Exercise objective:
Would you copy the records exactly, leaving the pictures out?

[Web page and app entries]
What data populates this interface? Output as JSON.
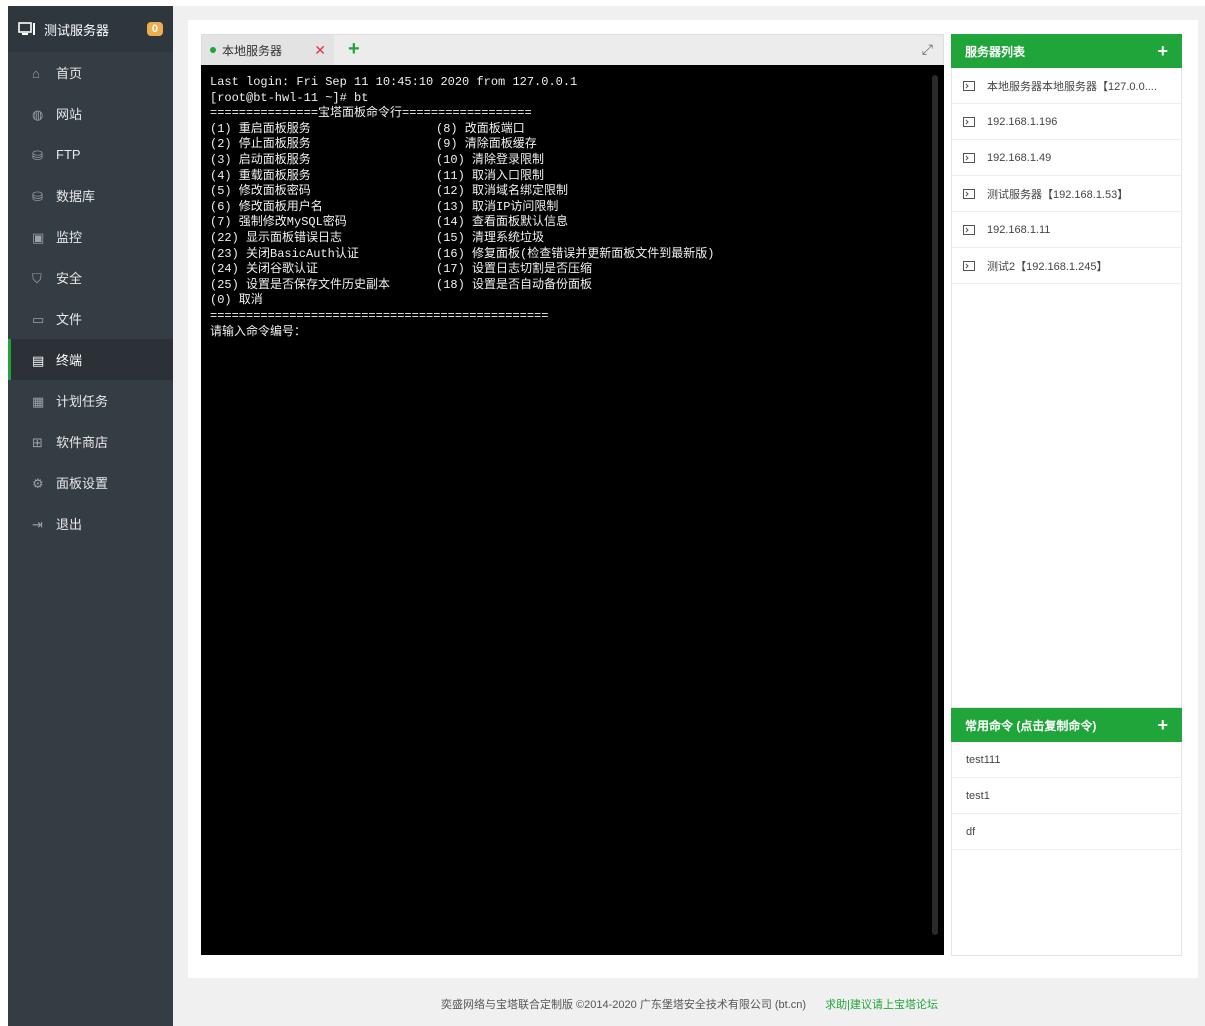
{
  "sidebar": {
    "server_title": "测试服务器",
    "badge": "0",
    "items": [
      {
        "label": "首页",
        "icon": "home-icon"
      },
      {
        "label": "网站",
        "icon": "globe-icon"
      },
      {
        "label": "FTP",
        "icon": "ftp-icon"
      },
      {
        "label": "数据库",
        "icon": "database-icon"
      },
      {
        "label": "监控",
        "icon": "monitor-icon"
      },
      {
        "label": "安全",
        "icon": "shield-icon"
      },
      {
        "label": "文件",
        "icon": "folder-icon"
      },
      {
        "label": "终端",
        "icon": "terminal-icon"
      },
      {
        "label": "计划任务",
        "icon": "calendar-icon"
      },
      {
        "label": "软件商店",
        "icon": "apps-icon"
      },
      {
        "label": "面板设置",
        "icon": "gear-icon"
      },
      {
        "label": "退出",
        "icon": "logout-icon"
      }
    ],
    "active_item": "终端"
  },
  "terminal": {
    "tab_label": "本地服务器",
    "lines_full": [
      "Last login: Fri Sep 11 10:45:10 2020 from 127.0.0.1",
      "[root@bt-hwl-11 ~]# bt",
      "===============宝塔面板命令行=================="
    ],
    "menu": [
      [
        "(1) 重启面板服务",
        "(8) 改面板端口"
      ],
      [
        "(2) 停止面板服务",
        "(9) 清除面板缓存"
      ],
      [
        "(3) 启动面板服务",
        "(10) 清除登录限制"
      ],
      [
        "(4) 重载面板服务",
        "(11) 取消入口限制"
      ],
      [
        "(5) 修改面板密码",
        "(12) 取消域名绑定限制"
      ],
      [
        "(6) 修改面板用户名",
        "(13) 取消IP访问限制"
      ],
      [
        "(7) 强制修改MySQL密码",
        "(14) 查看面板默认信息"
      ],
      [
        "(22) 显示面板错误日志",
        "(15) 清理系统垃圾"
      ],
      [
        "(23) 关闭BasicAuth认证",
        "(16) 修复面板(检查错误并更新面板文件到最新版)"
      ],
      [
        "(24) 关闭谷歌认证",
        "(17) 设置日志切割是否压缩"
      ],
      [
        "(25) 设置是否保存文件历史副本",
        "(18) 设置是否自动备份面板"
      ]
    ],
    "tail": [
      "(0) 取消",
      "===============================================",
      "请输入命令编号："
    ]
  },
  "server_list": {
    "title": "服务器列表",
    "items": [
      "本地服务器本地服务器【127.0.0....",
      "192.168.1.196",
      "192.168.1.49",
      "测试服务器【192.168.1.53】",
      "192.168.1.11",
      "测试2【192.168.1.245】"
    ]
  },
  "commands": {
    "title": "常用命令 (点击复制命令)",
    "items": [
      "test111",
      "test1",
      "df"
    ]
  },
  "footer": {
    "copyright": "奕盛网络与宝塔联合定制版 ©2014-2020 广东堡塔安全技术有限公司 (bt.cn)",
    "forum_link": "求助|建议请上宝塔论坛"
  },
  "colors": {
    "accent": "#20a53a",
    "sidebar": "#353d44",
    "badge": "#f0ad4e"
  }
}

Solution for this exercise:
What data populates this interface? Output as JSON.
{
  "sidebar": {
    "server_title": "测试服务器",
    "badge": "0",
    "items": [
      {
        "label": "首页",
        "icon": "home-icon"
      },
      {
        "label": "网站",
        "icon": "globe-icon"
      },
      {
        "label": "FTP",
        "icon": "ftp-icon"
      },
      {
        "label": "数据库",
        "icon": "database-icon"
      },
      {
        "label": "监控",
        "icon": "monitor-icon"
      },
      {
        "label": "安全",
        "icon": "shield-icon"
      },
      {
        "label": "文件",
        "icon": "folder-icon"
      },
      {
        "label": "终端",
        "icon": "terminal-icon"
      },
      {
        "label": "计划任务",
        "icon": "calendar-icon"
      },
      {
        "label": "软件商店",
        "icon": "apps-icon"
      },
      {
        "label": "面板设置",
        "icon": "gear-icon"
      },
      {
        "label": "退出",
        "icon": "logout-icon"
      }
    ],
    "active_item": "终端"
  },
  "terminal": {
    "tab_label": "本地服务器",
    "lines_full": [
      "Last login: Fri Sep 11 10:45:10 2020 from 127.0.0.1",
      "[root@bt-hwl-11 ~]# bt",
      "===============宝塔面板命令行=================="
    ],
    "menu": [
      [
        "(1) 重启面板服务",
        "(8) 改面板端口"
      ],
      [
        "(2) 停止面板服务",
        "(9) 清除面板缓存"
      ],
      [
        "(3) 启动面板服务",
        "(10) 清除登录限制"
      ],
      [
        "(4) 重载面板服务",
        "(11) 取消入口限制"
      ],
      [
        "(5) 修改面板密码",
        "(12) 取消域名绑定限制"
      ],
      [
        "(6) 修改面板用户名",
        "(13) 取消IP访问限制"
      ],
      [
        "(7) 强制修改MySQL密码",
        "(14) 查看面板默认信息"
      ],
      [
        "(22) 显示面板错误日志",
        "(15) 清理系统垃圾"
      ],
      [
        "(23) 关闭BasicAuth认证",
        "(16) 修复面板(检查错误并更新面板文件到最新版)"
      ],
      [
        "(24) 关闭谷歌认证",
        "(17) 设置日志切割是否压缩"
      ],
      [
        "(25) 设置是否保存文件历史副本",
        "(18) 设置是否自动备份面板"
      ]
    ],
    "tail": [
      "(0) 取消",
      "===============================================",
      "请输入命令编号："
    ]
  },
  "server_list": {
    "title": "服务器列表",
    "items": [
      "本地服务器本地服务器【127.0.0....",
      "192.168.1.196",
      "192.168.1.49",
      "测试服务器【192.168.1.53】",
      "192.168.1.11",
      "测试2【192.168.1.245】"
    ]
  },
  "commands": {
    "title": "常用命令 (点击复制命令)",
    "items": [
      "test111",
      "test1",
      "df"
    ]
  },
  "footer": {
    "copyright": "奕盛网络与宝塔联合定制版 ©2014-2020 广东堡塔安全技术有限公司 (bt.cn)",
    "forum_link": "求助|建议请上宝塔论坛"
  },
  "colors": {
    "accent": "#20a53a",
    "sidebar": "#353d44",
    "badge": "#f0ad4e"
  }
}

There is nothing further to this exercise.